A method is presented where the phase trace is normalized for each sweep such that a chosen point is always at constant phase, with all the other trace points normalized by the same value. The resulting traces are then averaged. The average reduces the noise in the phase trace and results in a less noisy group delay trace, particularly when a large IF bandwidth is used on the VNA. A large IF BW results in a noisy trace, but is needed to capture a varying IF frequency due to local oscillator (LO) drift. This technique assumes that there is no monotonic drift of the embedded LO. Monotonic drift of the embedded LO may be compensated for by adjusting the signal generator LO each sweep based on additional fixed frequency measurements.
In step 102, the exact frequency offset is determined from the phase vs. time plot.
In step 104, the phase of the reference channel of a signal generator is re-tuned to match the phase of the embedded LO.
The frequency error must be less than one half the IF bandwidth used to measure the response. If the frequency is off by more than that, the phase response will change by more than 180 degrees between measurement points and can yield an incorrect measurement. The frequency resolution is limited by the noise on the phase trace and the sweep time. The frequency offset (in Hz) between the reference channel and the test channel is determined by

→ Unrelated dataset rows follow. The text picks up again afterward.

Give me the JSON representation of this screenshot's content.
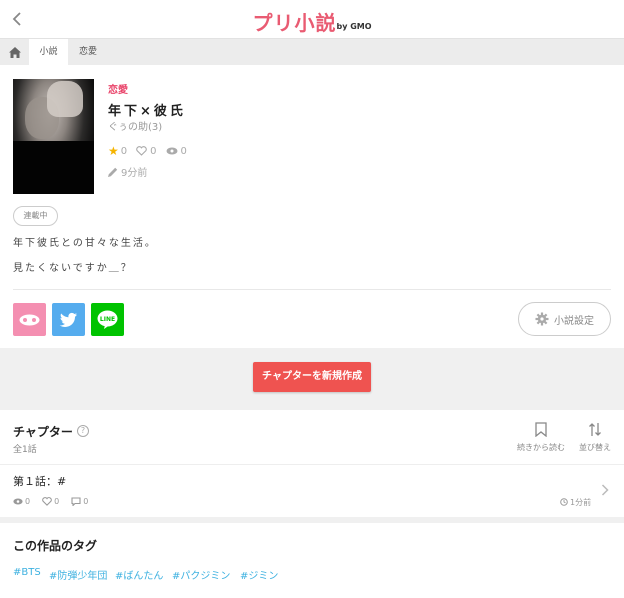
{
  "header": {
    "logo_main": "プリ小説",
    "logo_sub": "by GMO"
  },
  "breadcrumb": {
    "items": [
      "小説",
      "恋愛"
    ]
  },
  "novel": {
    "genre": "恋愛",
    "title": "年下×彼氏",
    "author": "ぐぅの助(3)",
    "stars": "0",
    "likes": "0",
    "views": "0",
    "updated": "9分前",
    "status": "連載中",
    "description": [
      "年下彼氏との甘々な生活。",
      "見たくないですか＿？"
    ],
    "settings_label": "小説設定"
  },
  "actions": {
    "new_chapter": "チャプターを新規作成"
  },
  "chapters": {
    "heading": "チャプター",
    "help": "?",
    "count": "全1話",
    "continue_label": "続きから読む",
    "sort_label": "並び替え",
    "items": [
      {
        "title": "第１話：#",
        "views": "0",
        "likes": "0",
        "comments": "0",
        "time": "1分前"
      }
    ]
  },
  "tags": {
    "heading": "この作品のタグ",
    "items": [
      "#BTS",
      "#防弾少年団",
      "#ばんたん",
      "#パクジミン",
      "#ジミン"
    ]
  },
  "colors": {
    "accent": "#e9446a",
    "button_red": "#ef5350",
    "tag_blue": "#3eb1e0",
    "twitter": "#55acee",
    "line": "#00c300",
    "prichan": "#f48fb1",
    "star": "#f5b400"
  }
}
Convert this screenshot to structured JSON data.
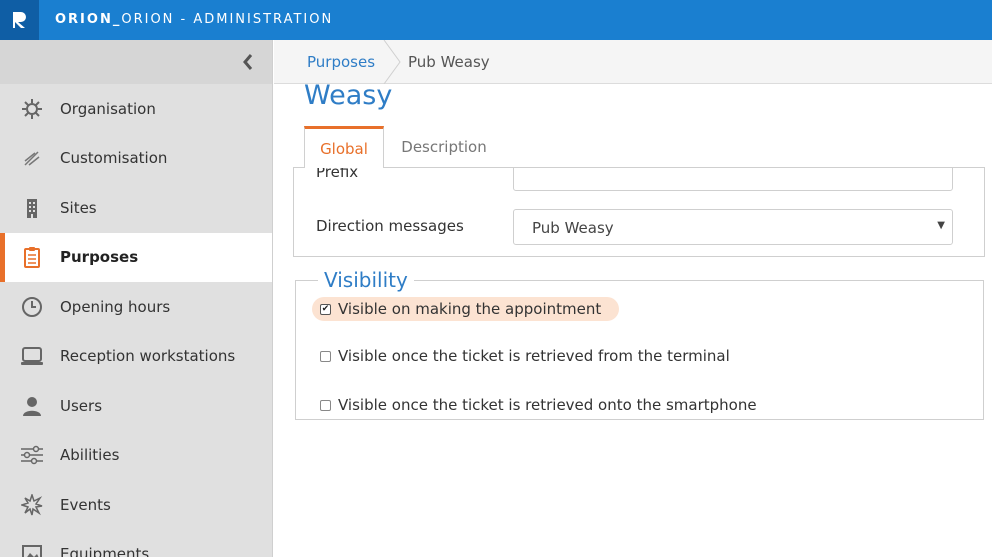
{
  "header": {
    "logo_letter": "R",
    "title_bold": "ORION_",
    "title_rest": "ORION - ADMINISTRATION"
  },
  "sidebar": {
    "collapse_icon": "chevron-left-icon",
    "items": [
      {
        "label": "Organisation",
        "icon": "network-icon",
        "active": false
      },
      {
        "label": "Customisation",
        "icon": "brush-icon",
        "active": false
      },
      {
        "label": "Sites",
        "icon": "building-icon",
        "active": false
      },
      {
        "label": "Purposes",
        "icon": "clipboard-icon",
        "active": true
      },
      {
        "label": "Opening hours",
        "icon": "clock-icon",
        "active": false
      },
      {
        "label": "Reception workstations",
        "icon": "laptop-icon",
        "active": false
      },
      {
        "label": "Users",
        "icon": "user-icon",
        "active": false
      },
      {
        "label": "Abilities",
        "icon": "sliders-icon",
        "active": false
      },
      {
        "label": "Events",
        "icon": "burst-icon",
        "active": false
      },
      {
        "label": "Equipments",
        "icon": "image-icon",
        "active": false
      }
    ]
  },
  "breadcrumb": {
    "parent": "Purposes",
    "current": "Pub Weasy"
  },
  "page": {
    "title": "Weasy"
  },
  "tabs": [
    {
      "label": "Global",
      "active": true
    },
    {
      "label": "Description",
      "active": false
    }
  ],
  "form": {
    "prefix_label": "Prefix",
    "prefix_value": "",
    "direction_label": "Direction messages",
    "direction_value": "Pub Weasy"
  },
  "visibility": {
    "legend": "Visibility",
    "options": [
      {
        "label": "Visible on making the appointment",
        "checked": true
      },
      {
        "label": "Visible once the ticket is retrieved from the terminal",
        "checked": false
      },
      {
        "label": "Visible once the ticket is retrieved onto the smartphone",
        "checked": false
      }
    ]
  },
  "colors": {
    "header_blue": "#1a7fd0",
    "accent_orange": "#e8702a",
    "link_blue": "#2f7dc6",
    "highlight": "#fce3d2"
  }
}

For cases where the frequency may be off by more than one half IF bandwidth, the frequency measurement may be made as follows. One of the source or the receiver is maintained at a fixed frequency while the other is swept. The peak value of the amplitude is measured to determine the frequency of the IF. The frequency resolution is limited to the frequency span divided by the number of points.

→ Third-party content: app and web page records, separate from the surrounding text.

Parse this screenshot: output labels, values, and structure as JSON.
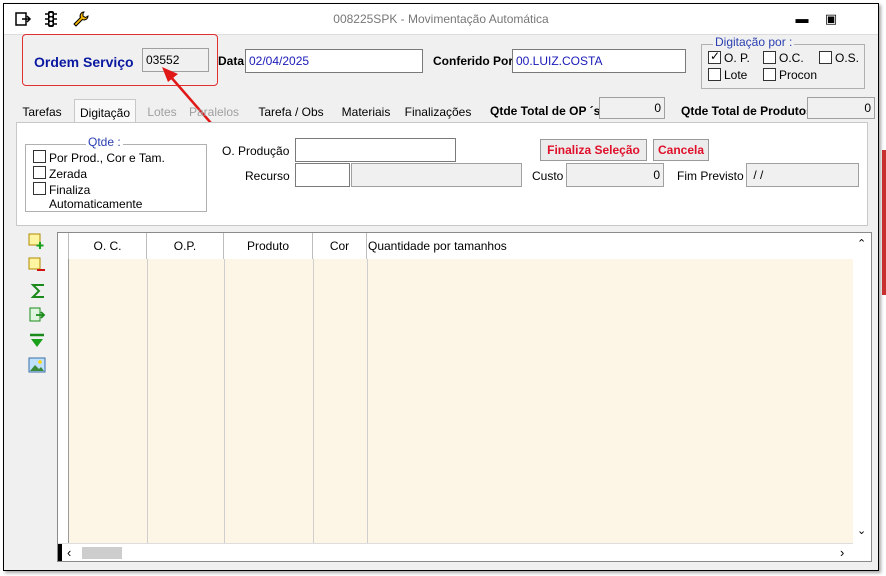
{
  "window": {
    "title": "008225SPK - Movimentação Automática",
    "minimize": "▬",
    "maximize": "▣"
  },
  "header": {
    "ordem_servico_label": "Ordem Serviço",
    "ordem_servico_value": "03552",
    "data_label": "Data",
    "data_value": "02/04/2025",
    "conferido_label": "Conferido Por",
    "conferido_value": "00.LUIZ.COSTA"
  },
  "digitacao_por": {
    "title": "Digitação por :",
    "options": [
      {
        "label": "O. P.",
        "checked": true
      },
      {
        "label": "O.C.",
        "checked": false
      },
      {
        "label": "O.S.",
        "checked": false
      },
      {
        "label": "Lote",
        "checked": false
      },
      {
        "label": "Procon",
        "checked": false
      }
    ]
  },
  "tabs": [
    {
      "label": "Tarefas",
      "state": "normal"
    },
    {
      "label": "Digitação",
      "state": "active"
    },
    {
      "label": "Lotes",
      "state": "disabled"
    },
    {
      "label": "Paralelos",
      "state": "disabled"
    },
    {
      "label": "Tarefa / Obs",
      "state": "normal"
    },
    {
      "label": "Materiais",
      "state": "normal"
    },
    {
      "label": "Finalizações",
      "state": "normal"
    }
  ],
  "totals": {
    "op_label": "Qtde Total de OP ´s",
    "op_value": "0",
    "produtos_label": "Qtde Total de Produtos",
    "produtos_value": "0"
  },
  "qtde": {
    "title": "Qtde :",
    "options": [
      {
        "label": "Por Prod., Cor e Tam.",
        "checked": false
      },
      {
        "label": "Zerada",
        "checked": false
      },
      {
        "label": "Finaliza",
        "checked": false
      }
    ],
    "finaliza_line2": "Automaticamente"
  },
  "form": {
    "producao_label": "O. Produção",
    "producao_value": "",
    "recurso_label": "Recurso",
    "recurso_code": "",
    "recurso_desc": "",
    "custo_label": "Custo",
    "custo_value": "0",
    "fim_label": "Fim Previsto",
    "fim_value": " / /"
  },
  "buttons": {
    "finaliza": "Finaliza Seleção",
    "cancela": "Cancela"
  },
  "grid": {
    "columns": [
      "O. C.",
      "O.P.",
      "Produto",
      "Cor",
      "Quantidade por tamanhos"
    ],
    "rows": []
  },
  "colors": {
    "accent_red": "#e0102a",
    "field_text": "#1a1ab8",
    "grid_bg": "#fdf5e6",
    "label_blue": "#0a1aa0"
  }
}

The frequency of the reference channel LO is adjusted to match the embedded LO, and the frequency of the receiver is adjusted to match the offset between the source output (RF) and the embedded LO. After these adjustments are made, a normal frequency offset sweep is performed to measure the RF to IF phase response of the test mixer as described in U.S. patent application Ser. No. 09/591,441, issued as U.S. Pat. No. 6,690,772, and U.S. Pat. No. 6,448,786. The variation of the embedded LO often necessitates the IF BW of the receiver to be large, resulting in very noisy delay responses. Averaging is the only available method to reduce noise, but even minute frequency errors between the reference channel LO and the embedded LO will cause phase shifts in the RF to IF response. The resulting averaged signal will tend toward zero as the averages increase, due to the drifting phase of the two LO signals. This can be compensated for by defining a frequency point to be a reference value, and normalizing each sweep to the phase of the reference point, resulting in a constant phase at the reference point, and all other points have a deviation from this constant phase. This allows averaging to work correctly on a sweep-to-sweep basis.